Viewing the film
To prepare for the session its best to to watch the whole documentary – itself an immersive experience! If time doesn’t allow, watch – as a minimum – these two sections:
– chapter 1, from start of film to 26m 55sec
– across ch 7/8, from 1h 25m 40sec to 1h 43m 20sec
I strongly recommend you don’t read anything about it before viewing! – allow yourself to follow (and critique) your own response – thoughts, analysis and feelings. You can view the film online on BBC iPlayer or Vimeo. Note that the final chapter (from 2h 00m) covers the last 7 years – Occupy, the Arab spring, Putin’s methods, Syria, and Trump’s presidential campaign. Finally, we’ll also watch a short extract at the start of the session (max 10 minutes).
Neil Lamont is a practising artist who works – among other things – with the themes of modernism, utopia and dystopia.
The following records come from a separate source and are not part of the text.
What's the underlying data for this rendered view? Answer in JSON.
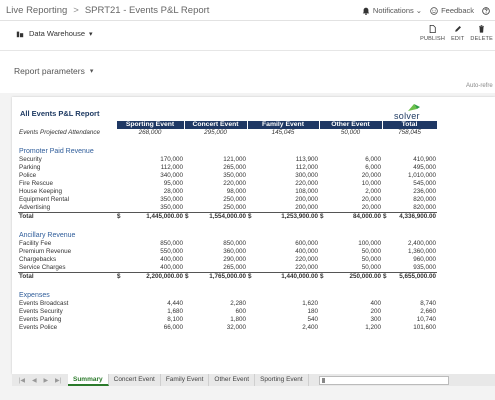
{
  "breadcrumb": {
    "root": "Live Reporting",
    "sep": ">",
    "current": "SPRT21 - Events P&L Report"
  },
  "topbar": {
    "notifications": "Notifications",
    "notif_chev": "⌄",
    "feedback": "Feedback"
  },
  "toolbar": {
    "data_source": "Data Warehouse",
    "chev": "▾",
    "actions": [
      {
        "label": "PUBLISH",
        "icon": "document-icon"
      },
      {
        "label": "EDIT",
        "icon": "pencil-icon"
      },
      {
        "label": "DELETE",
        "icon": "trash-icon"
      }
    ]
  },
  "params": {
    "label": "Report parameters",
    "chev": "▾",
    "auto_refresh": "Auto-refre"
  },
  "report": {
    "title": "All Events P&L Report",
    "logo_text": "solver",
    "columns": [
      "Sporting Event",
      "Concert Event",
      "Family Event",
      "Other Event",
      "Total"
    ],
    "attendance": {
      "label": "Events Projected Attendance",
      "values": [
        "268,000",
        "295,000",
        "145,045",
        "50,000",
        "758,045"
      ]
    },
    "sections": [
      {
        "title": "Promoter Paid Revenue",
        "rows": [
          {
            "label": "Security",
            "values": [
              "170,000",
              "121,000",
              "113,900",
              "6,000",
              "410,900"
            ]
          },
          {
            "label": "Parking",
            "values": [
              "112,000",
              "265,000",
              "112,000",
              "6,000",
              "495,000"
            ]
          },
          {
            "label": "Police",
            "values": [
              "340,000",
              "350,000",
              "300,000",
              "20,000",
              "1,010,000"
            ]
          },
          {
            "label": "Fire Rescue",
            "values": [
              "95,000",
              "220,000",
              "220,000",
              "10,000",
              "545,000"
            ]
          },
          {
            "label": "House Keeping",
            "values": [
              "28,000",
              "98,000",
              "108,000",
              "2,000",
              "236,000"
            ]
          },
          {
            "label": "Equipment Rental",
            "values": [
              "350,000",
              "250,000",
              "200,000",
              "20,000",
              "820,000"
            ]
          },
          {
            "label": "Advertising",
            "values": [
              "350,000",
              "250,000",
              "200,000",
              "20,000",
              "820,000"
            ]
          }
        ],
        "total": {
          "label": "Total",
          "values": [
            "1,445,000.00",
            "1,554,000.00",
            "1,253,900.00",
            "84,000.00",
            "4,336,900.00"
          ]
        }
      },
      {
        "title": "Ancillary Revenue",
        "rows": [
          {
            "label": "Facility Fee",
            "values": [
              "850,000",
              "850,000",
              "600,000",
              "100,000",
              "2,400,000"
            ]
          },
          {
            "label": "Premium Revenue",
            "values": [
              "550,000",
              "360,000",
              "400,000",
              "50,000",
              "1,360,000"
            ]
          },
          {
            "label": "Chargebacks",
            "values": [
              "400,000",
              "290,000",
              "220,000",
              "50,000",
              "960,000"
            ]
          },
          {
            "label": "Service Charges",
            "values": [
              "400,000",
              "265,000",
              "220,000",
              "50,000",
              "935,000"
            ]
          }
        ],
        "total": {
          "label": "Total",
          "values": [
            "2,200,000.00",
            "1,765,000.00",
            "1,440,000.00",
            "250,000.00",
            "5,655,000.00"
          ]
        }
      },
      {
        "title": "Expenses",
        "rows": [
          {
            "label": "Events Broadcast",
            "values": [
              "4,440",
              "2,280",
              "1,620",
              "400",
              "8,740"
            ]
          },
          {
            "label": "Events Security",
            "values": [
              "1,680",
              "600",
              "180",
              "200",
              "2,660"
            ]
          },
          {
            "label": "Events Parking",
            "values": [
              "8,100",
              "1,800",
              "540",
              "300",
              "10,740"
            ]
          },
          {
            "label": "Events Police",
            "values": [
              "66,000",
              "32,000",
              "2,400",
              "1,200",
              "101,600"
            ]
          }
        ]
      }
    ],
    "currency": "$"
  },
  "tabs": {
    "items": [
      "Summary",
      "Concert Event",
      "Family Event",
      "Other Event",
      "Sporting Event"
    ],
    "active": 0,
    "nav": [
      "|◀",
      "◀",
      "▶",
      "▶|"
    ]
  },
  "colors": {
    "header_bg": "#1f3864",
    "section": "#2f5d9a",
    "active_tab": "#2b7a2b"
  }
}
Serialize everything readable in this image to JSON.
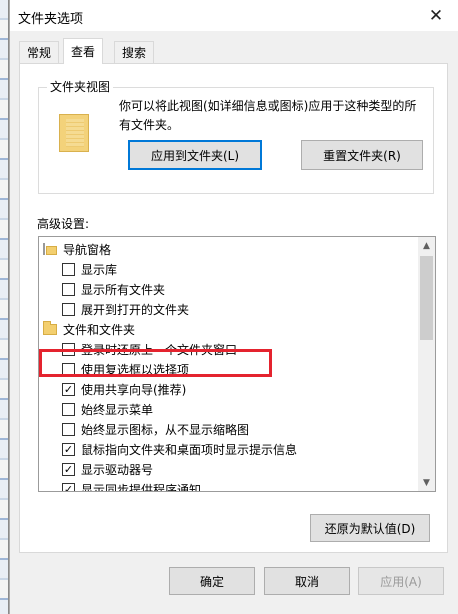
{
  "window": {
    "title": "文件夹选项"
  },
  "tabs": [
    {
      "label": "常规"
    },
    {
      "label": "查看"
    },
    {
      "label": "搜索"
    }
  ],
  "folder_views": {
    "title": "文件夹视图",
    "description": "你可以将此视图(如详细信息或图标)应用于这种类型的所有文件夹。",
    "apply_button": "应用到文件夹(L)",
    "reset_button": "重置文件夹(R)"
  },
  "advanced": {
    "label": "高级设置:",
    "items": [
      {
        "type": "category",
        "icon": "navigation-pane-icon",
        "label": "导航窗格"
      },
      {
        "type": "checkbox",
        "checked": false,
        "label": "显示库"
      },
      {
        "type": "checkbox",
        "checked": false,
        "label": "显示所有文件夹"
      },
      {
        "type": "checkbox",
        "checked": false,
        "label": "展开到打开的文件夹"
      },
      {
        "type": "category",
        "icon": "folder-icon",
        "label": "文件和文件夹"
      },
      {
        "type": "checkbox",
        "checked": false,
        "label": "登录时还原上一个文件夹窗口"
      },
      {
        "type": "checkbox",
        "checked": false,
        "label": "使用复选框以选择项"
      },
      {
        "type": "checkbox",
        "checked": true,
        "label": "使用共享向导(推荐)"
      },
      {
        "type": "checkbox",
        "checked": false,
        "label": "始终显示菜单"
      },
      {
        "type": "checkbox",
        "checked": false,
        "label": "始终显示图标，从不显示缩略图"
      },
      {
        "type": "checkbox",
        "checked": true,
        "label": "鼠标指向文件夹和桌面项时显示提示信息"
      },
      {
        "type": "checkbox",
        "checked": true,
        "label": "显示驱动器号"
      },
      {
        "type": "checkbox",
        "checked": true,
        "label": "显示同步提供程序通知"
      }
    ]
  },
  "restore_defaults_button": "还原为默认值(D)",
  "footer": {
    "ok": "确定",
    "cancel": "取消",
    "apply": "应用(A)"
  },
  "colors": {
    "highlight": "#e4232e",
    "focus_blue": "#0078d7"
  }
}
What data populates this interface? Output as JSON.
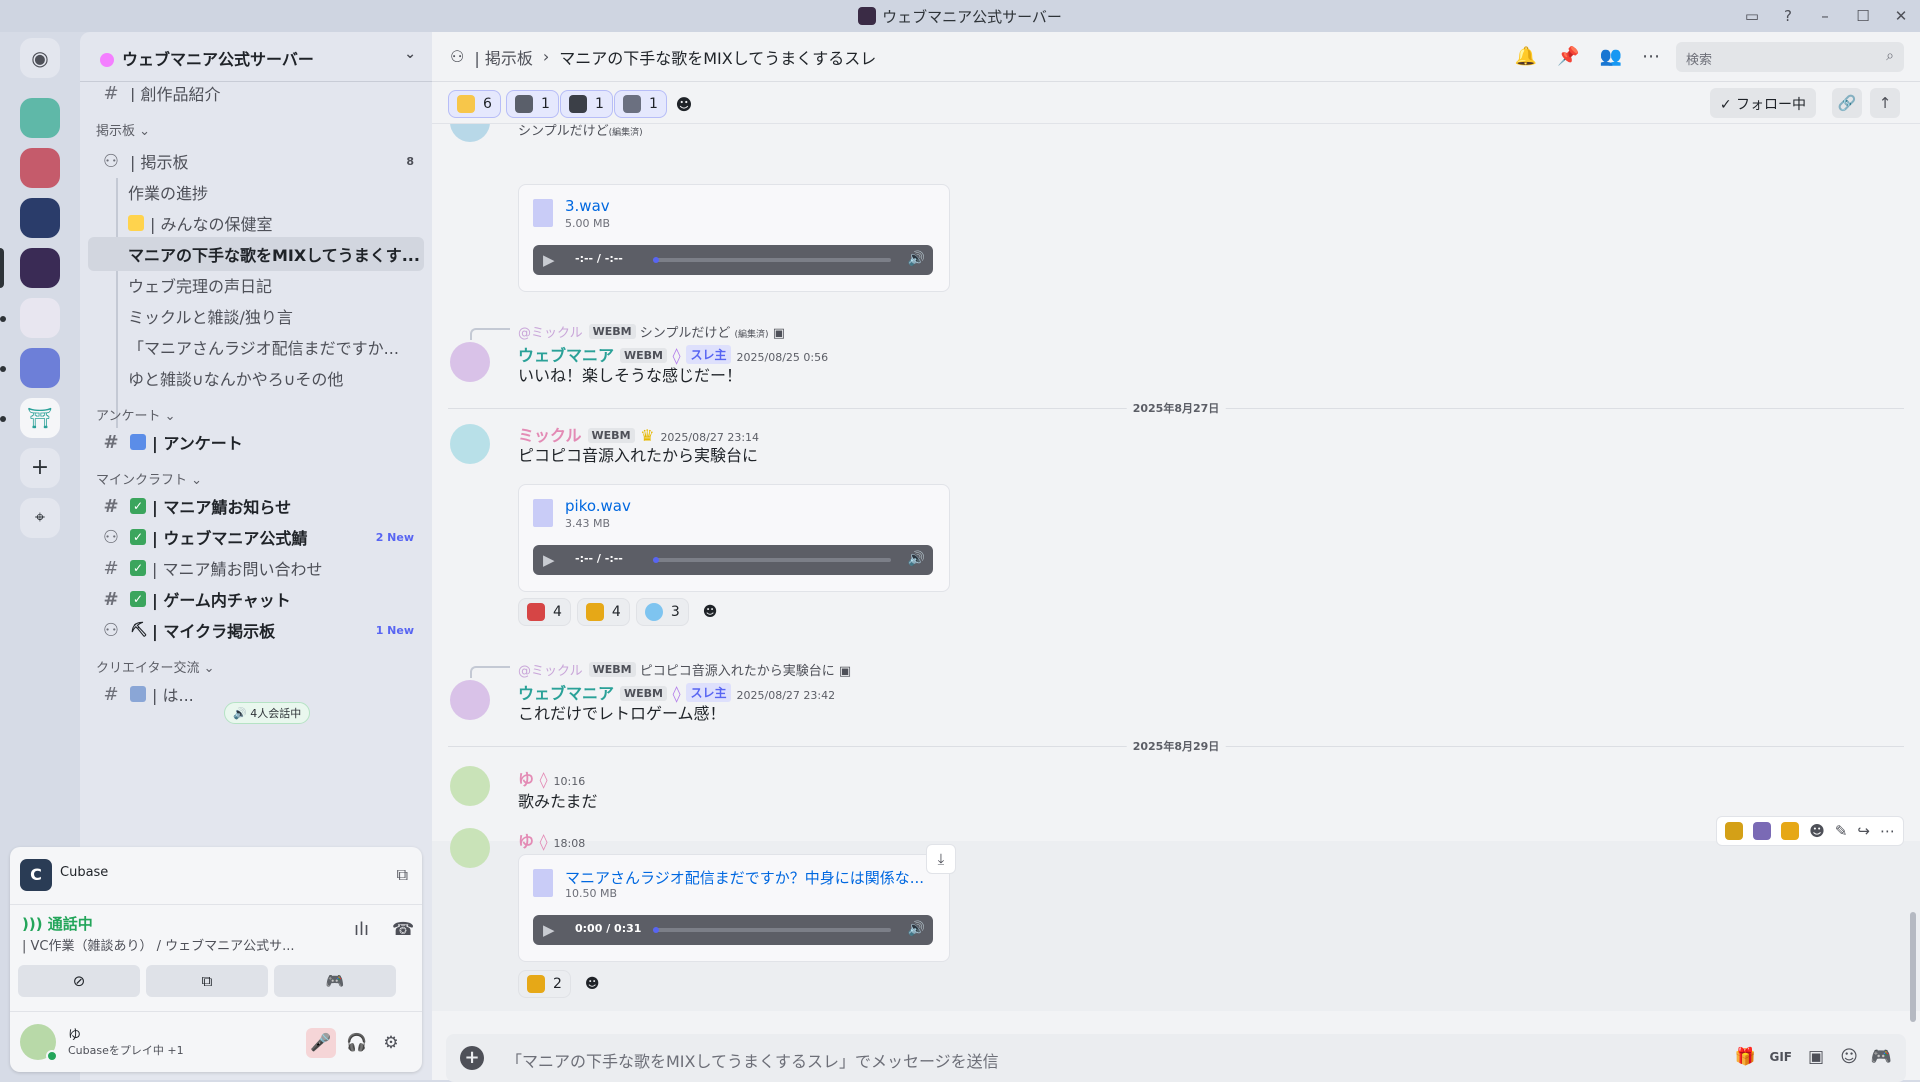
{
  "window": {
    "title": "ウェブマニア公式サーバー"
  },
  "sidebar": {
    "server_name": "ウェブマニア公式サーバー",
    "cut_channel": "| 創作品紹介",
    "categories": {
      "board": "掲示板",
      "survey": "アンケート",
      "minecraft": "マインクラフト",
      "creator": "クリエイター交流"
    },
    "forum": {
      "label": "| 掲示板",
      "badge": "8"
    },
    "threads": [
      "作業の進捗",
      "| みんなの保健室",
      "マニアの下手な歌をMIXしてうまくす...",
      "ウェブ完理の声日記",
      "ミックルと雑談/独り言",
      "「マニアさんラジオ配信まだですか...",
      "ゆと雑談∪なんかやろ∪その他"
    ],
    "survey_channel": "| アンケート",
    "mc_channels": [
      {
        "label": "| マニア鯖お知らせ",
        "badge": ""
      },
      {
        "label": "| ウェブマニア公式鯖",
        "badge": "2 New"
      },
      {
        "label": "| マニア鯖お問い合わせ",
        "badge": ""
      },
      {
        "label": "| ゲーム内チャット",
        "badge": ""
      },
      {
        "label": "| マイクラ掲示板",
        "badge": "1 New"
      }
    ],
    "creator_channel": "| は...",
    "vc_float": "4人会話中"
  },
  "panel": {
    "activity": "Cubase",
    "vc_status": "通話中",
    "vc_channel": "| VC作業（雑談あり） / ウェブマニア公式サ...",
    "user_name": "ゆ",
    "user_status": "Cubaseをプレイ中 +1"
  },
  "header": {
    "forum": "| 掲示板",
    "sep": "›",
    "thread": "マニアの下手な歌をMIXしてうまくするスレ",
    "search_placeholder": "検索"
  },
  "thread_bar": {
    "reactions": [
      "6",
      "1",
      "1",
      "1"
    ],
    "follow": "✓ フォロー中"
  },
  "messages": {
    "top_partial": "シンプルだけど",
    "top_edited": "(編集済)",
    "file1": {
      "name": "3.wav",
      "size": "5.00 MB",
      "time": "-:-- / -:--"
    },
    "m1": {
      "reply_name": "@ミックル",
      "reply_tag": "WEBM",
      "reply_text": "シンプルだけど",
      "reply_edited": "(編集済)",
      "name": "ウェブマニア",
      "tag": "WEBM",
      "op": "スレ主",
      "ts": "2025/08/25 0:56",
      "text": "いいね！楽しそうな感じだー！"
    },
    "date1": "2025年8月27日",
    "m2": {
      "name": "ミックル",
      "tag": "WEBM",
      "ts": "2025/08/27 23:14",
      "text": "ピコピコ音源入れたから実験台に"
    },
    "file2": {
      "name": "piko.wav",
      "size": "3.43 MB",
      "time": "-:-- / -:--"
    },
    "m2_reactions": [
      "4",
      "4",
      "3"
    ],
    "m3": {
      "reply_name": "@ミックル",
      "reply_tag": "WEBM",
      "reply_text": "ピコピコ音源入れたから実験台に",
      "name": "ウェブマニア",
      "tag": "WEBM",
      "op": "スレ主",
      "ts": "2025/08/27 23:42",
      "text": "これだけでレトロゲーム感！"
    },
    "date2": "2025年8月29日",
    "m4": {
      "name": "ゆ",
      "ts": "10:16",
      "text": "歌みたまだ"
    },
    "m5": {
      "name": "ゆ",
      "ts": "18:08"
    },
    "file3": {
      "name": "マニアさんラジオ配信まだですか？中身には関係な...",
      "size": "10.50 MB",
      "time": "0:00 / 0:31"
    },
    "m5_reactions": [
      "2"
    ]
  },
  "composer": {
    "placeholder": "「マニアの下手な歌をMIXしてうまくするスレ」でメッセージを送信"
  },
  "colors": {
    "accent": "#5865f2",
    "online": "#23a55a",
    "link": "#0068e0",
    "name_mania": "#2aa198",
    "name_mikkuru": "#e38bb5"
  }
}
Neil studied history in Bristol back in the 1970s and in the last few years has spent time studying and discussing modern philosophy.
a) what’s going on here? – what techniques does hyperNormalisation use?, where does it borrow from artistically?, how is it structured?
b) genre: is it an artwork or a political/philosophical argument?, or both or neither?
c) what is its political philosophy? and what political or philosophical arguments or traditions does it draw on?
d) does it hold water as a coherent, valid or correct argument?
e) what’s the difference between an explanation/perspective, a grand narrative (e.g. religions, the Enlightenment) and a conspiracy theory?
f) why do conspiracy theories seem to offer such a strong psychological/social appeal to some groups, and especially so in the 21st century?
g) are we now living in a post-truth world?
h) did we ever live in a truth world?
i) in the world now is any objective truth/news possible? or is there a space for independent news/ideas within it? (this relates to the session on commitment/autonomy)
Suggested further viewing
Hypernormalisation: Adam Curtis plots a path from Syria to Trump, via Jane Fonda, Tim Adams, Guardian, 9/10/16
Adam Curtis’s essential counterhistories, Brandon Harris, New Yorker, 3/11/16
Wikipedia entry for Adam Curtis